Entries taken from a collection
━━━━
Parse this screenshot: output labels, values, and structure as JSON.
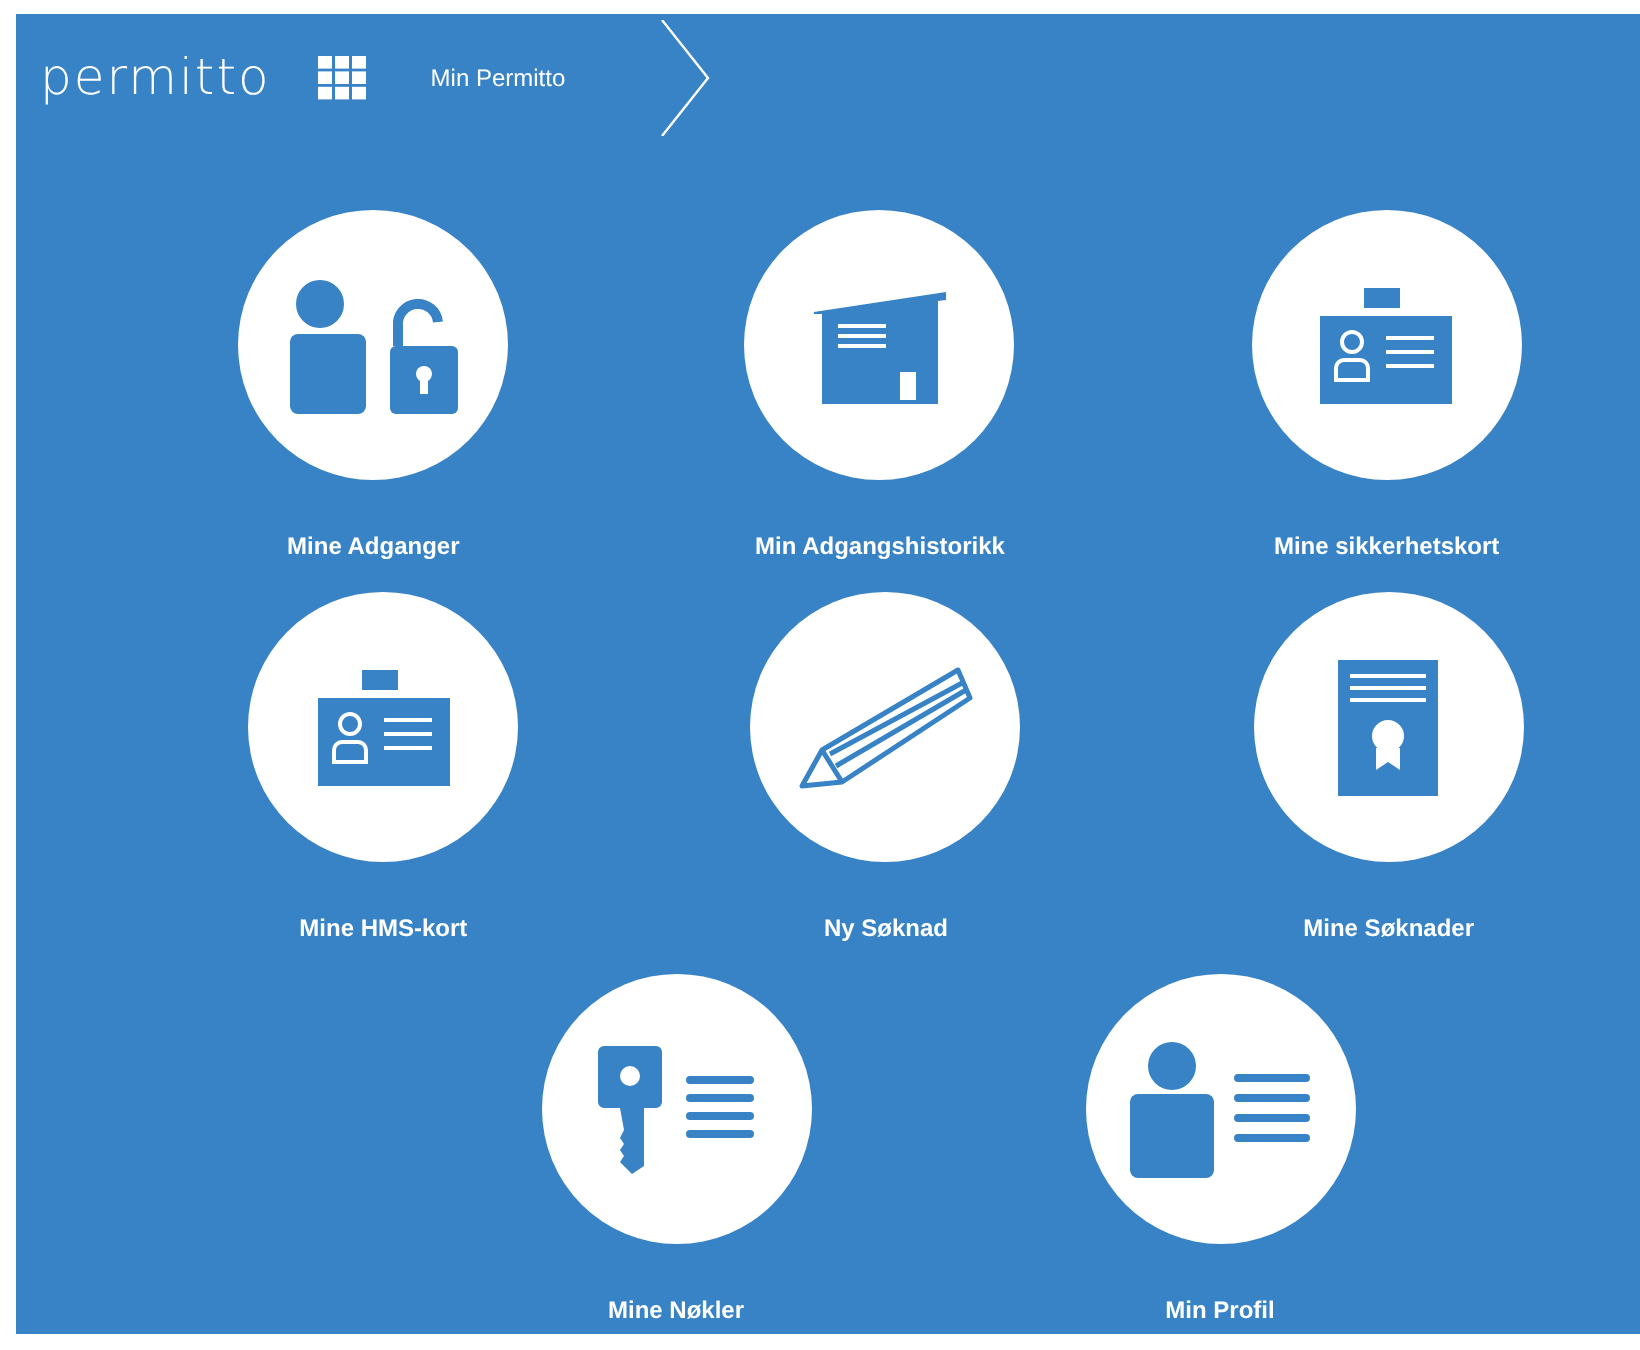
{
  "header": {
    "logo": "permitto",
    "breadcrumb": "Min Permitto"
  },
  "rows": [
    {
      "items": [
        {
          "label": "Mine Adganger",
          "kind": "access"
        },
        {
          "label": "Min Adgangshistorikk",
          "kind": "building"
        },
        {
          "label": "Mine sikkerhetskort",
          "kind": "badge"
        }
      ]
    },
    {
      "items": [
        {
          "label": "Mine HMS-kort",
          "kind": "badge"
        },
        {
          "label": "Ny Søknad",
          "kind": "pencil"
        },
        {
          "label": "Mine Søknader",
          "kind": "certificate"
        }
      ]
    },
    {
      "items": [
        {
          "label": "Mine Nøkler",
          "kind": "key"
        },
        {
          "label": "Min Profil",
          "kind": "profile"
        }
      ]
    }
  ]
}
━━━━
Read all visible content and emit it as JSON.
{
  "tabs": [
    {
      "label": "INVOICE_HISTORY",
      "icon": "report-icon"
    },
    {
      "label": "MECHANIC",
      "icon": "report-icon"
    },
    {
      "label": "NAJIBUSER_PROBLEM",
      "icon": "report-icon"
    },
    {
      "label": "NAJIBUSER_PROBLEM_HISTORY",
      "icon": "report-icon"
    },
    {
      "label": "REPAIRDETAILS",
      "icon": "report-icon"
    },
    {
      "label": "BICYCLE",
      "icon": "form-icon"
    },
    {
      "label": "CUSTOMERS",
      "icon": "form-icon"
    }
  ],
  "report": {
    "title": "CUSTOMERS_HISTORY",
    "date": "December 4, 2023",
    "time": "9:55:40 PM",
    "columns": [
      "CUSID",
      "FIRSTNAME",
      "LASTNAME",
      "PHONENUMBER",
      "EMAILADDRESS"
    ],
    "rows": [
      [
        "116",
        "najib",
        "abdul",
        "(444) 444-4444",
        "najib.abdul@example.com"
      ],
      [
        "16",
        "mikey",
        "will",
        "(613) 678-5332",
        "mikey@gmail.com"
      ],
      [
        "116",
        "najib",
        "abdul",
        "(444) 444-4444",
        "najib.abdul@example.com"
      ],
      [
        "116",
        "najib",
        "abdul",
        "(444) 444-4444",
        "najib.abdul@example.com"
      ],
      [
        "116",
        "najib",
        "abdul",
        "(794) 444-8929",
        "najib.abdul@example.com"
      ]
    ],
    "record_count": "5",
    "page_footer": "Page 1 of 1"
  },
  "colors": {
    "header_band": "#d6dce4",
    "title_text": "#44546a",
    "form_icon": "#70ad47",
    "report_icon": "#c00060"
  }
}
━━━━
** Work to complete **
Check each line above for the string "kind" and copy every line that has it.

** Exercise solution **
          "kind": "access"
          "kind": "building"
          "kind": "badge"
          "kind": "badge"
          "kind": "pencil"
          "kind": "certificate"
          "kind": "key"
          "kind": "profile"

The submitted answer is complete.